Op-eds: Op-eds tend to be more challenging to get published, but the results are definitely worth the effort – it’s a 500-800 word spot in the newspaper to tell readers exactly what we want them to know. A great strategy for op-eds is to co-sign them with coalition partners or another influential person, for example, the student government president or the chair of the faculty senate.
The normal process is to submit your op-ed with a cover letter to the opinion editor, but make sure to check for any special instructions. Then, follow up ruthlessly. Did they get it? Will they print it? When? Can you make any adjustments?
Letters to the Editor (LTE): LTEs are typically the easiest form of opinion coverage to get, because newspapers typically publish a number of letters in every issue. Generally, LTEs are short – 150-250 words – and respond directly to an article published in the paper you’re submitting it to. The more LTEs submitted on a single topic, the more likely it is that one of them will get published – so you can increase your chances by organizing other students to submit letters at the same time. See the materials section of this toolkit for a sample LTE and writing tips.
Each newspaper has its own guidelines for submitting letters, so make sure to follow them. It’s very important to include your contact info, because most editors will want to confirm that you wrote the letter before printing it. When you submit your LTE, call the opinion editor to make sure they received it and make a quick pitch for why it’s an important letter to print.
If possible, write your letter in response to a recent article, it will be more likely to get printed.
Hook the reader with an interesting anecdote, question or provocative statement.
Wherever possible, use facts or examples rather than rhetoric. Show rather than tell.
It’s ok to show emotion like anger or frustration over access to journals, just don’t go overboard.
Keep it short. Short letters are more likely to get printed.
Connect with your audience and build a narrative. Tell a story about a time you couldn’t get access to an article you needed. Explain how less wealthy countries have very little access to research, which all too often costs lives. Discuss the impact limited access to research has on patients and our healthcare system.

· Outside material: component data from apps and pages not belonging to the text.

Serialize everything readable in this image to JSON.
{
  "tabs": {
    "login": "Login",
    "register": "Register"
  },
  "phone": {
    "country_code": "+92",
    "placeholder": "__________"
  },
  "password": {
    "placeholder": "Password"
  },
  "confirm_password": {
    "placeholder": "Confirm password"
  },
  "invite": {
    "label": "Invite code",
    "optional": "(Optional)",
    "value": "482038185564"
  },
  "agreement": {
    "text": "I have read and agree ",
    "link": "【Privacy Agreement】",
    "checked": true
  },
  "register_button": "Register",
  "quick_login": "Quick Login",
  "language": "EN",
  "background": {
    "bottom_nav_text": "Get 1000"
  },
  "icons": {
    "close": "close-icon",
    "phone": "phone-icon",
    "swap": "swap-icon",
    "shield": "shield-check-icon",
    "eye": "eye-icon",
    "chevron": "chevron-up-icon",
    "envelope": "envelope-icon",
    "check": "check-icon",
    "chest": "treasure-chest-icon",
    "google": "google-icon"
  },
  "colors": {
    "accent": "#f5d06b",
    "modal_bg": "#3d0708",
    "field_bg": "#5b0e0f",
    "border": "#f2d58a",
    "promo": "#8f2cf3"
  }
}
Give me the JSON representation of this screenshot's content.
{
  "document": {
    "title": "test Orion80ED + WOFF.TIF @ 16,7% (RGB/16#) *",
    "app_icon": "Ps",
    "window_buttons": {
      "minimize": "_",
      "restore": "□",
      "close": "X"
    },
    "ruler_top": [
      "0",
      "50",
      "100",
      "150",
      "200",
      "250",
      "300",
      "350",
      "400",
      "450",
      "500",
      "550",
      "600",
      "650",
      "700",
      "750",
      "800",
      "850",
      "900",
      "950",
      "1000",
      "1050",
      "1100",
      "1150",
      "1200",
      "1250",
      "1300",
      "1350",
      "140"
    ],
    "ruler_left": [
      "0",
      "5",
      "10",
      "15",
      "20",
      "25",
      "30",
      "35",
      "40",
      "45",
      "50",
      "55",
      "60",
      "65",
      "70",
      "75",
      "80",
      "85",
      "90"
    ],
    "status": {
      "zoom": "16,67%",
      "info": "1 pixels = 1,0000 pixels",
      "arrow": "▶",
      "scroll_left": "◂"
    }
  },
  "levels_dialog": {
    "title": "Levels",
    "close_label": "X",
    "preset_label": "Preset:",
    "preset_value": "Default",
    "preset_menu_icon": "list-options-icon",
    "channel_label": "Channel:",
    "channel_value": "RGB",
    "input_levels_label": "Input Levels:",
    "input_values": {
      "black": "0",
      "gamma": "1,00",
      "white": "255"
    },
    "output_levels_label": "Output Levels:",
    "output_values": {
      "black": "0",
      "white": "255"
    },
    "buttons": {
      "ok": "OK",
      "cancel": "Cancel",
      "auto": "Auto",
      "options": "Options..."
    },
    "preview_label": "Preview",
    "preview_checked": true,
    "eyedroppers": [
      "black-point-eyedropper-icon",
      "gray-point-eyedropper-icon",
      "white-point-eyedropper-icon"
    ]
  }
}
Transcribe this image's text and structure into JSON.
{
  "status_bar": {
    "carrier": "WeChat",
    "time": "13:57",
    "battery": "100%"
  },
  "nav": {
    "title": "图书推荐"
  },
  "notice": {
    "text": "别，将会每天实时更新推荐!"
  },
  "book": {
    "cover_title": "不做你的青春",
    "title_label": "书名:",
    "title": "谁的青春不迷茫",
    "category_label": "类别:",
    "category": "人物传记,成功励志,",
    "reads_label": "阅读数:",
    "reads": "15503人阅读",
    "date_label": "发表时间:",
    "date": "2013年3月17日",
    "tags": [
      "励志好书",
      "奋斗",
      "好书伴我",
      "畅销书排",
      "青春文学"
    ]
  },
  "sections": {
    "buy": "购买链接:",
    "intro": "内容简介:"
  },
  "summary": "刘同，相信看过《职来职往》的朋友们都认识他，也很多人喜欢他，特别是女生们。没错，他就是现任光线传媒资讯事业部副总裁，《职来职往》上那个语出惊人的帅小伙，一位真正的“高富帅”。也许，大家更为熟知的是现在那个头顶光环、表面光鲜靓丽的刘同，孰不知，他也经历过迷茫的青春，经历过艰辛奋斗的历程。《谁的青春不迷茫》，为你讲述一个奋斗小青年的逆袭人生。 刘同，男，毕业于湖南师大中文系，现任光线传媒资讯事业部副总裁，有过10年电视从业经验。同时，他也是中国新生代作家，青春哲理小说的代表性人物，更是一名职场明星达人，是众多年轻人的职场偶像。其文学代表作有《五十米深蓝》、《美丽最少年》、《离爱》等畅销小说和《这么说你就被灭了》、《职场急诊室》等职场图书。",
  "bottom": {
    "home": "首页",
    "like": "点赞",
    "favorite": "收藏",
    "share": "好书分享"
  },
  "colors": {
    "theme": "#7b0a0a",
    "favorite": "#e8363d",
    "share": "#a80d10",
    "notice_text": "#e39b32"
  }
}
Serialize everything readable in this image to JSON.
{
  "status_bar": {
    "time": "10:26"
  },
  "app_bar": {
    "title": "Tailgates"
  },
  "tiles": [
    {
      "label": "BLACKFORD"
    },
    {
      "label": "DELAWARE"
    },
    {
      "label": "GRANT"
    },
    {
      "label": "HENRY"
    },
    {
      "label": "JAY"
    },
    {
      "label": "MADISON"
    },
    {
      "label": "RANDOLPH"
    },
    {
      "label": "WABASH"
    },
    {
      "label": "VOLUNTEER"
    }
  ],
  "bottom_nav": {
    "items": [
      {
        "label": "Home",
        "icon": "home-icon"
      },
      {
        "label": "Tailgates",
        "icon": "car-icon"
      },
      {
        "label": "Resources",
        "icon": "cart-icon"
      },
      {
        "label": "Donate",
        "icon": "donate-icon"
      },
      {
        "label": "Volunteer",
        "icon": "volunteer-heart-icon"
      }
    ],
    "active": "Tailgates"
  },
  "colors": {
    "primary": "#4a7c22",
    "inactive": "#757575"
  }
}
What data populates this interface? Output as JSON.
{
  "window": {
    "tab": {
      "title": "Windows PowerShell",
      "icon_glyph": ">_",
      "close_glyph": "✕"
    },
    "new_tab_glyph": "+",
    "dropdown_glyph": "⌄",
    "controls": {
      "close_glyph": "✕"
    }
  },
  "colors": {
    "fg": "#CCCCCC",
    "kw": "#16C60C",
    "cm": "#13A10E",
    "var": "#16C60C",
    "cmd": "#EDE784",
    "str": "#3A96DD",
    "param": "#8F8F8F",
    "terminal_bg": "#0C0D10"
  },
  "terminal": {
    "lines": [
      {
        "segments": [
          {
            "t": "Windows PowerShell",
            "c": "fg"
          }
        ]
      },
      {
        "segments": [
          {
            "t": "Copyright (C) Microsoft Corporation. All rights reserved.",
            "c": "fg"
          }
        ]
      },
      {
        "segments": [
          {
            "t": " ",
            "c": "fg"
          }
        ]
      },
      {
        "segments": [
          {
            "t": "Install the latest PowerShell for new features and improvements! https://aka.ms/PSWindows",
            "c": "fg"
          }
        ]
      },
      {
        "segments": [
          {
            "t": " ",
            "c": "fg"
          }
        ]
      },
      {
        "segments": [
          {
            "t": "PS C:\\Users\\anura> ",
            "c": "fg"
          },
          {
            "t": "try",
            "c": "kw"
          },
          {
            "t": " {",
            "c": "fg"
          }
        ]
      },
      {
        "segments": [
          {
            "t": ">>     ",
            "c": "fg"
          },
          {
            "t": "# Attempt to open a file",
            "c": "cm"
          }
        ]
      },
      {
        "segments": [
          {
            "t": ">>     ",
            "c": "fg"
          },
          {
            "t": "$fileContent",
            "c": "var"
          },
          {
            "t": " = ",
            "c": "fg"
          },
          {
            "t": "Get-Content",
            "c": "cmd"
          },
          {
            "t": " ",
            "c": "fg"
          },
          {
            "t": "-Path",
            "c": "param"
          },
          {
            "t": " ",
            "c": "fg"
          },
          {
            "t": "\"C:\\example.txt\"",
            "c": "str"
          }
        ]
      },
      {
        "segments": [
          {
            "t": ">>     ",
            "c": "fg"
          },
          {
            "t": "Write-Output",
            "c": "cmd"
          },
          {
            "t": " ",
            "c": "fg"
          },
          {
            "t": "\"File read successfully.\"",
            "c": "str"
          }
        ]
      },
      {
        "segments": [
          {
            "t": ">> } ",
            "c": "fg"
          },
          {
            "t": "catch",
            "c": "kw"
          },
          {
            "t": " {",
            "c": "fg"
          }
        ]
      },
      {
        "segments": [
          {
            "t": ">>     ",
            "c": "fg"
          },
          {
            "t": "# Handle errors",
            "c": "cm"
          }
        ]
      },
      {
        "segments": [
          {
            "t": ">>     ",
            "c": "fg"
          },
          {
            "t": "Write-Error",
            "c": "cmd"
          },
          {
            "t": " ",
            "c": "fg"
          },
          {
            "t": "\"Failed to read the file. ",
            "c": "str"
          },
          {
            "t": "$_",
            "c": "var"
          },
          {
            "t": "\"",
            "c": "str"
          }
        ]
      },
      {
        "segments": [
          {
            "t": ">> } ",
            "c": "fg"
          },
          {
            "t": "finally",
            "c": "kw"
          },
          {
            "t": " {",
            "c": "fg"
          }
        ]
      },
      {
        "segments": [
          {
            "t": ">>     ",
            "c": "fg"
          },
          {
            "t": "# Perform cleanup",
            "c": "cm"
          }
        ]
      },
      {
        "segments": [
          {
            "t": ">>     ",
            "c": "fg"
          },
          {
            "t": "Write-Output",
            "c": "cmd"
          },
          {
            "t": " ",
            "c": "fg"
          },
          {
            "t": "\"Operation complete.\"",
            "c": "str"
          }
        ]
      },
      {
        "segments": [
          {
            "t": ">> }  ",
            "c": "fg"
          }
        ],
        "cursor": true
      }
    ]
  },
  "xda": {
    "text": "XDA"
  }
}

Use facts specific to your institution, such as how much your most expensive journal title costs and how much your institution spends per year on access to journals. Also be sure to mention if there are any Open Access initiatives or policies in place on your campus. Your campus library will very likely be supportive and able to give you these facts.
Point out that even though we pay for research to be conducted, we still have to buy the results back from academic publishers at often-exorbitant amounts, effectively meaning we pay twice for this research.
Note that there is, however, a positive way to deal with this, FRPAA.
Explain what FRPAA is and how it will greatly expand the research to which students have access, particularly those at less wealthy institutions.
Explain that FRPAA will lead to increased scientific productivity, increased innovation, and ultimately benefit the US economy. See our resources below for citations.
Explain that your library card expires at graduation, and policies like FRPAA are be crucial to ensure the public – rather than just those at wealthy institutions – have adequate access to research.
Tout the success of the NIH Public Access Policy, which makes 90,000 NIH-funded articles freely available through PubMed Central. See our resources below.
Explicitly call on your Senators and Representative by name to support and co-sponsor FRPAA.
Economic Benefits of FRPAA / Public Access
Analogous benefits from the Human Genome Project (benefits of openness in research)
Cost of Journals
[Guide and writing tips adapted from the StudentPIRG’s Textbooks Campaign Media Toolkit]